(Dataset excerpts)
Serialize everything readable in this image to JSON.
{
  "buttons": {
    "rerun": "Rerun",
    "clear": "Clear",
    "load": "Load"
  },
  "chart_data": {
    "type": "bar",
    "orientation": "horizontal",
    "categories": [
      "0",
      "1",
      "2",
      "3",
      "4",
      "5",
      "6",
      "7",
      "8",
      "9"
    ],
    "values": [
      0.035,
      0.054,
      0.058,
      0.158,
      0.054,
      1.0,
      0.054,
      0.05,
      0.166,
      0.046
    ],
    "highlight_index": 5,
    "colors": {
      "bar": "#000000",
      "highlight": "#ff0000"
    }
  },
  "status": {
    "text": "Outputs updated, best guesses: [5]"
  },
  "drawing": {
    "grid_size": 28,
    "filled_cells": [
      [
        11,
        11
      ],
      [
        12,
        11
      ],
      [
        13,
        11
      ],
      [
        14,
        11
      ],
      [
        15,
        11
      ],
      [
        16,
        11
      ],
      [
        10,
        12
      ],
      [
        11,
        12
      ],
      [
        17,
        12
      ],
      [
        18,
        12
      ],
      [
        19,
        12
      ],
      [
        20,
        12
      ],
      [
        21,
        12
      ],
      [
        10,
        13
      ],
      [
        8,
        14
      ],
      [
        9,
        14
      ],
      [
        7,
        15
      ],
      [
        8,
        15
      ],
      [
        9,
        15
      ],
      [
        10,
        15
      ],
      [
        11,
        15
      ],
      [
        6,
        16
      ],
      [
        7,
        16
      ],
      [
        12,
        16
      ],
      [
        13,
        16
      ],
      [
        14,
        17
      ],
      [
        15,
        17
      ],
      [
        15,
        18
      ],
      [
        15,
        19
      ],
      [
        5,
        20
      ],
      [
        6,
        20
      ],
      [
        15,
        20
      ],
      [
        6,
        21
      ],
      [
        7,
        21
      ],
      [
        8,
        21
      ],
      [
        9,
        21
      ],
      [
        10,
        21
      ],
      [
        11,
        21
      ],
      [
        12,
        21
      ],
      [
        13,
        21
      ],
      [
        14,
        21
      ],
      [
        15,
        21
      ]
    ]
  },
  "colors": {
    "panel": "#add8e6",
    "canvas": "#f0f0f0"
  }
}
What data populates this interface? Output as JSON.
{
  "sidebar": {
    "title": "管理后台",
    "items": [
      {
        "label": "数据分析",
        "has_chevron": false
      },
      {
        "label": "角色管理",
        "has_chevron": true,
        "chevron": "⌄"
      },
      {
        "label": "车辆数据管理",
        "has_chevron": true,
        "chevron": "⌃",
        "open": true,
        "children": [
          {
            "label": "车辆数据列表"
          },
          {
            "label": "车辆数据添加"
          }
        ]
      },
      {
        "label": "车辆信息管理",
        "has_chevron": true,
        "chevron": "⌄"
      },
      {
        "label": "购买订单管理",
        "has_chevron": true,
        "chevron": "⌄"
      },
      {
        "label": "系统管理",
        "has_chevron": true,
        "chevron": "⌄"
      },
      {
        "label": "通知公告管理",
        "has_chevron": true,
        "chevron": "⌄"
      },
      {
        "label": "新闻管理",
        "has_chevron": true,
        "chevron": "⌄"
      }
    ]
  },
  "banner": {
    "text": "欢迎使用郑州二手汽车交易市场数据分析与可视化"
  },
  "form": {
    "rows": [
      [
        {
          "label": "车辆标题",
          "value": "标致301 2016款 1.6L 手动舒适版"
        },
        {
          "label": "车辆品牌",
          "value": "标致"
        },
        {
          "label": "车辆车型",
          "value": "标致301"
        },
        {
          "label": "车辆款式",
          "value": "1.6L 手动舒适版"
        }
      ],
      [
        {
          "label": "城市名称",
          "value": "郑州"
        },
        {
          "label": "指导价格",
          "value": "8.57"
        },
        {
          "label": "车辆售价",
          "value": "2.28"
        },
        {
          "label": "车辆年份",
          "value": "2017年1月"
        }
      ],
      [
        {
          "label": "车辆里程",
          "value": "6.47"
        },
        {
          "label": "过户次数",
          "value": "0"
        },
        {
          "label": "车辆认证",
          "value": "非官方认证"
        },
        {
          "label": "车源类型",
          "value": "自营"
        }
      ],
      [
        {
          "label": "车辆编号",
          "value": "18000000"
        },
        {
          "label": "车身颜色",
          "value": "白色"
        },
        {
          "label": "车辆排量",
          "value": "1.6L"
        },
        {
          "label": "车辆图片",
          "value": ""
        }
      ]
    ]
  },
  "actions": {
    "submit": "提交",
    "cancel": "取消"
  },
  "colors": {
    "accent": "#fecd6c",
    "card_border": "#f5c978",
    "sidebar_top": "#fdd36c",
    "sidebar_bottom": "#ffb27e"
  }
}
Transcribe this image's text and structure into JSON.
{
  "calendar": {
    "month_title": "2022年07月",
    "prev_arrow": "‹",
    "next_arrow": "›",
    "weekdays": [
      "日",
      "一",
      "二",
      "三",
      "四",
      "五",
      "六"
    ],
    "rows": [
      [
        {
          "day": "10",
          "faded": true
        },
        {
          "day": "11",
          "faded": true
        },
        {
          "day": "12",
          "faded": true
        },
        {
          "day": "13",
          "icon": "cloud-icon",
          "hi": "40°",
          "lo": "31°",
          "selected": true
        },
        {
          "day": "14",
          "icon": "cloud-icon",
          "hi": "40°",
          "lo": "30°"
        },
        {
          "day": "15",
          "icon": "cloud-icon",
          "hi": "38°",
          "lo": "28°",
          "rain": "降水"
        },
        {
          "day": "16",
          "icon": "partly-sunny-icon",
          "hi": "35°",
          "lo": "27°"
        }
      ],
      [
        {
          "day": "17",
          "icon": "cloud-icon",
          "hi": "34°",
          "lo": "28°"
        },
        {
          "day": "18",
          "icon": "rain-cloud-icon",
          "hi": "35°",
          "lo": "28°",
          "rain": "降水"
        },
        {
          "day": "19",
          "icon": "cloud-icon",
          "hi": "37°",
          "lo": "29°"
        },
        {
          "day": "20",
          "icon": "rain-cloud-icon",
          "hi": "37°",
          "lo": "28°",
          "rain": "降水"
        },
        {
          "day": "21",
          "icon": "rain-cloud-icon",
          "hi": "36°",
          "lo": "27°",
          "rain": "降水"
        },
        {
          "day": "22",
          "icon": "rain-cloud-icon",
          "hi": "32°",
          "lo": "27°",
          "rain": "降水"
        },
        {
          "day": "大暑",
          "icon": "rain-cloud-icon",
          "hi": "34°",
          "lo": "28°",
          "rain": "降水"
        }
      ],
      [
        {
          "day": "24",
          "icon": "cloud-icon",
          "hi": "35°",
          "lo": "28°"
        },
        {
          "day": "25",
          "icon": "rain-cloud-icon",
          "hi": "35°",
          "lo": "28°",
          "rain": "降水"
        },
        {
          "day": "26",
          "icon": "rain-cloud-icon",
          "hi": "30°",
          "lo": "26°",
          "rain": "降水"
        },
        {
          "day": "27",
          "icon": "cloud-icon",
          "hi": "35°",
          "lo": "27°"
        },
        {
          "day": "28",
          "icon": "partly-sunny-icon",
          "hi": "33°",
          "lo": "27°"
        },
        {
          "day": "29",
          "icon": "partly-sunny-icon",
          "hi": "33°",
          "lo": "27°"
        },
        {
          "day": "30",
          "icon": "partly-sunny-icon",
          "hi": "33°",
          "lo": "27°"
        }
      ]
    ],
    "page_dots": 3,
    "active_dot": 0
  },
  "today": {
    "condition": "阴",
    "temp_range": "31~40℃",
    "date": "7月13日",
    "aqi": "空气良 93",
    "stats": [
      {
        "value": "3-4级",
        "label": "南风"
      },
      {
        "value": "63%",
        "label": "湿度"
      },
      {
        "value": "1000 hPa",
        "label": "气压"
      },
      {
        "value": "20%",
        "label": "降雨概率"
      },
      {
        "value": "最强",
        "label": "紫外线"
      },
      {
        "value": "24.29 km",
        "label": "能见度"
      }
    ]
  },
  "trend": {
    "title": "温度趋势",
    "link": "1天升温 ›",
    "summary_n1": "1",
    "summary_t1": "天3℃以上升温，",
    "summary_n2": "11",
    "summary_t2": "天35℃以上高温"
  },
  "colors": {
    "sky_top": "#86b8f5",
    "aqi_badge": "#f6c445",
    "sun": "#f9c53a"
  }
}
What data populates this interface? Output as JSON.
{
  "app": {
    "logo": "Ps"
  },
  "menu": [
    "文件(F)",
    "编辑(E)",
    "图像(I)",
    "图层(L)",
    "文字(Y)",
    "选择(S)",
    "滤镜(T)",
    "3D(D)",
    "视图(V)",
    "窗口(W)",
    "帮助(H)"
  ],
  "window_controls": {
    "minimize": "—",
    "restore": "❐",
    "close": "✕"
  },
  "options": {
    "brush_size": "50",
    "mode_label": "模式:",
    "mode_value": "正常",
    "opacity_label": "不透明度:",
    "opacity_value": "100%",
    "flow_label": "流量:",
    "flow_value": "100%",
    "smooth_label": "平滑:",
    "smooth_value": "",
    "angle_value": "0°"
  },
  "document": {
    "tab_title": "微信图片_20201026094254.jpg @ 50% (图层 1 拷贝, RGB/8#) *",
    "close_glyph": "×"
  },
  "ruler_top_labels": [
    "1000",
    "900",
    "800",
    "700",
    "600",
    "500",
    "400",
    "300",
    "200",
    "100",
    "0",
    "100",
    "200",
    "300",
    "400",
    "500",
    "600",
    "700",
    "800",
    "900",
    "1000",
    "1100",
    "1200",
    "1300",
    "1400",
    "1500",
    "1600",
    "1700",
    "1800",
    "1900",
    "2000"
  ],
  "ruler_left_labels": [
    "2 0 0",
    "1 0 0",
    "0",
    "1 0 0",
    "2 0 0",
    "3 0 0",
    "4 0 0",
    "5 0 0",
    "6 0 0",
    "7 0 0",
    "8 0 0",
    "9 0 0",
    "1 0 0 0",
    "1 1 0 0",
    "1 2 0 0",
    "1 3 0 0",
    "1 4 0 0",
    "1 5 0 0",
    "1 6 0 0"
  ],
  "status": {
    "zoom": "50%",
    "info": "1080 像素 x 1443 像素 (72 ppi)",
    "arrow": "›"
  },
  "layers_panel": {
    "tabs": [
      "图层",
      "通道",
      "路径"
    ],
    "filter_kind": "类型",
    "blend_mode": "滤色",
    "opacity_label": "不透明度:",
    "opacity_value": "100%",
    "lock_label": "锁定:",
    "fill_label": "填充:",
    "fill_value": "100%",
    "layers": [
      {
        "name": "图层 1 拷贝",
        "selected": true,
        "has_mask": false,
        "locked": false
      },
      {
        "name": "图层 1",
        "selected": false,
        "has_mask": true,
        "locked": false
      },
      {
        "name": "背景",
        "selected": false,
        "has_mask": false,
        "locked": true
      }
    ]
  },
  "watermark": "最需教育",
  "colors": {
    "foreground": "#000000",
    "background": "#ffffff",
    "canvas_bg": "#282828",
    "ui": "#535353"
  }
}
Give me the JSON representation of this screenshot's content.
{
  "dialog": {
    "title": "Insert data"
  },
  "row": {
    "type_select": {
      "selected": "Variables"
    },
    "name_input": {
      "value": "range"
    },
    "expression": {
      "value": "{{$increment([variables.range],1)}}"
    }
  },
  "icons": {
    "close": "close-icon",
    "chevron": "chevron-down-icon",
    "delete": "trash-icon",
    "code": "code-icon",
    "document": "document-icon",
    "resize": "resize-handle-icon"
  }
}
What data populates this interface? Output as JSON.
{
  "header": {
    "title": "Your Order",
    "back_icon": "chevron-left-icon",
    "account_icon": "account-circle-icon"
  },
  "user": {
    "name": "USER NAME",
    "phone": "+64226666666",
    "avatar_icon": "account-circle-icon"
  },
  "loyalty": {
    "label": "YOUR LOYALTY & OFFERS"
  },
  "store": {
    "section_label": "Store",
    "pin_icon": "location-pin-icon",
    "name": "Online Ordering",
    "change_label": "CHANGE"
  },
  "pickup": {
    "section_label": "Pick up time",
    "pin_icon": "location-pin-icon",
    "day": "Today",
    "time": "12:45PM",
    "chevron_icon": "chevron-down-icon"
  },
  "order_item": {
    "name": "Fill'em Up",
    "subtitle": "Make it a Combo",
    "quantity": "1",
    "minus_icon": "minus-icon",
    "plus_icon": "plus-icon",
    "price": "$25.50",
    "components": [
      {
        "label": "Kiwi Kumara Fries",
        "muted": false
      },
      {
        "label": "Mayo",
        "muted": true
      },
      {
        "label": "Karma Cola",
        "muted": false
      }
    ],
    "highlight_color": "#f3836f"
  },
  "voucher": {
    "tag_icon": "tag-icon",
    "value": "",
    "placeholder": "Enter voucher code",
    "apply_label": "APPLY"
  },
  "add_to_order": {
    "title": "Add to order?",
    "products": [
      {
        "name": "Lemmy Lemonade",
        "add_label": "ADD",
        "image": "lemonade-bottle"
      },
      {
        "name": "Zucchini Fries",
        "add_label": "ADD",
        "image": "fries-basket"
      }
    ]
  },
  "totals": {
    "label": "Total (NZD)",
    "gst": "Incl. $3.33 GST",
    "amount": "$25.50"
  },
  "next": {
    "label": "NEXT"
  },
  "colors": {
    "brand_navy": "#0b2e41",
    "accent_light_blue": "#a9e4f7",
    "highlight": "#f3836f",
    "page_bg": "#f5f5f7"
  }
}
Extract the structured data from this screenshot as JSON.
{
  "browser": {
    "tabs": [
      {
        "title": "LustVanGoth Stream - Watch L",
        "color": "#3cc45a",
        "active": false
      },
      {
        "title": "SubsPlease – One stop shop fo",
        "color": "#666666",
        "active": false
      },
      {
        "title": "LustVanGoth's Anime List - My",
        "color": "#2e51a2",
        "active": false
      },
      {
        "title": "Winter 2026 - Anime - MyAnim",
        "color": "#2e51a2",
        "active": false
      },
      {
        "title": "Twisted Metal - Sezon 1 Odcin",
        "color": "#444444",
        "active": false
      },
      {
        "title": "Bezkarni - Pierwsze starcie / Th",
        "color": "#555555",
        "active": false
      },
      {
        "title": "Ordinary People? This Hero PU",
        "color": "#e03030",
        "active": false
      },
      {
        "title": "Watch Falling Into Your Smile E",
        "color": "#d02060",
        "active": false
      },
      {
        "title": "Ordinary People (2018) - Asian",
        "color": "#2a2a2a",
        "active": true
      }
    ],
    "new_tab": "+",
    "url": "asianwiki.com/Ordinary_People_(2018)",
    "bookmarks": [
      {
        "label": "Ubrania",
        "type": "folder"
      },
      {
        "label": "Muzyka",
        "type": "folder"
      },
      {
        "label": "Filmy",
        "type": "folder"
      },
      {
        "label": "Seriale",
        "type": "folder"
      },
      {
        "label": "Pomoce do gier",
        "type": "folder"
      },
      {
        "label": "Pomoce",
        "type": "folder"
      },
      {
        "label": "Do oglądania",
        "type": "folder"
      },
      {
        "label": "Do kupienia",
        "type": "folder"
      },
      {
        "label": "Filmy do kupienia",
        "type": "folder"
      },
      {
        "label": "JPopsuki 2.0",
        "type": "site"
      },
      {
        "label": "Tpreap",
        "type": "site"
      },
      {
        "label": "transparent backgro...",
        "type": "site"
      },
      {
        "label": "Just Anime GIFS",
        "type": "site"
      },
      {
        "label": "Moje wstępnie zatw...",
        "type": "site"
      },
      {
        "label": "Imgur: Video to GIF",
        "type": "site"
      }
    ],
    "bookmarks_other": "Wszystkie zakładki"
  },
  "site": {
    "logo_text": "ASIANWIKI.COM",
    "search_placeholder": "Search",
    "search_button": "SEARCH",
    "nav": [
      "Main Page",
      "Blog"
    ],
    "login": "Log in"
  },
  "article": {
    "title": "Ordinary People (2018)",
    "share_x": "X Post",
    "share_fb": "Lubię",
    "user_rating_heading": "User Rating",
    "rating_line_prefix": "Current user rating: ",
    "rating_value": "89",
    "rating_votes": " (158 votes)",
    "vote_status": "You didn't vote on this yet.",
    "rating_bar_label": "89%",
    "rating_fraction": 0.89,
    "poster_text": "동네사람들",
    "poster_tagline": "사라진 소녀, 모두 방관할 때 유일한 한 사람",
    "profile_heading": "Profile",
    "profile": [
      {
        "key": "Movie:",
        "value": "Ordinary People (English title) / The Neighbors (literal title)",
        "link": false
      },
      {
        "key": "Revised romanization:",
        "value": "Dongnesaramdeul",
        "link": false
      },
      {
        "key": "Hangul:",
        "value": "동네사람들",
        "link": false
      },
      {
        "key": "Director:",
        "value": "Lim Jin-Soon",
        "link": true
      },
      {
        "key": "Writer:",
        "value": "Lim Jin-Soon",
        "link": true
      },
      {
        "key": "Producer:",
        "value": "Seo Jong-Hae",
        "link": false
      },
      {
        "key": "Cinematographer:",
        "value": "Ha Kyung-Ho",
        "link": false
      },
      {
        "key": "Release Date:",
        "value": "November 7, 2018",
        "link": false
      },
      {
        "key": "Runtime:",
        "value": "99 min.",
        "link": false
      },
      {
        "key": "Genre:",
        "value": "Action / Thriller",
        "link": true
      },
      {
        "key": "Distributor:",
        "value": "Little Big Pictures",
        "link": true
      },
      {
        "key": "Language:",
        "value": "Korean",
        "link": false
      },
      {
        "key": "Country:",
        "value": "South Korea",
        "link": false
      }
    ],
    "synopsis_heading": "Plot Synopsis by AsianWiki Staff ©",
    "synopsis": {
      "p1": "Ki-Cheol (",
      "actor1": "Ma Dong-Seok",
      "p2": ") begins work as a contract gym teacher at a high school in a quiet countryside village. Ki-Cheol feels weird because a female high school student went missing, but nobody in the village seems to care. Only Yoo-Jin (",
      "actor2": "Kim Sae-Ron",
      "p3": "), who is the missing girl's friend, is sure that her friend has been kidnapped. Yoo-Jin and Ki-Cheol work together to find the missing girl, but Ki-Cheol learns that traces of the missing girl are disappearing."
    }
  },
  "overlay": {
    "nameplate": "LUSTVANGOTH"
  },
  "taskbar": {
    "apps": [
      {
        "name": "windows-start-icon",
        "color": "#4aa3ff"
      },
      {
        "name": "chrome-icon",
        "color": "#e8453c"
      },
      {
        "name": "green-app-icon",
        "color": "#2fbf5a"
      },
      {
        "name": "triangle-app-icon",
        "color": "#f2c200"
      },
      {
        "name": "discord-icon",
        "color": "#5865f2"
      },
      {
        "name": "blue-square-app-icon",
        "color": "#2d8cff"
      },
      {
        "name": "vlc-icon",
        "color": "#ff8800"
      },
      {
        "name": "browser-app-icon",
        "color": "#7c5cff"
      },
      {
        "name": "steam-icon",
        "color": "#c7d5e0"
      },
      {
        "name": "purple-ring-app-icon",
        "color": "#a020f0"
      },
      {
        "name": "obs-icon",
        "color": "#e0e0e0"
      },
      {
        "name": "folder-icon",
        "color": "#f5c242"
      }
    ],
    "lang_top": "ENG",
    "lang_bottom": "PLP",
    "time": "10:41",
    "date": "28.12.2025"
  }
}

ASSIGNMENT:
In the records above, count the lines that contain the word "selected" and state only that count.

YOUR RESPONSE:
5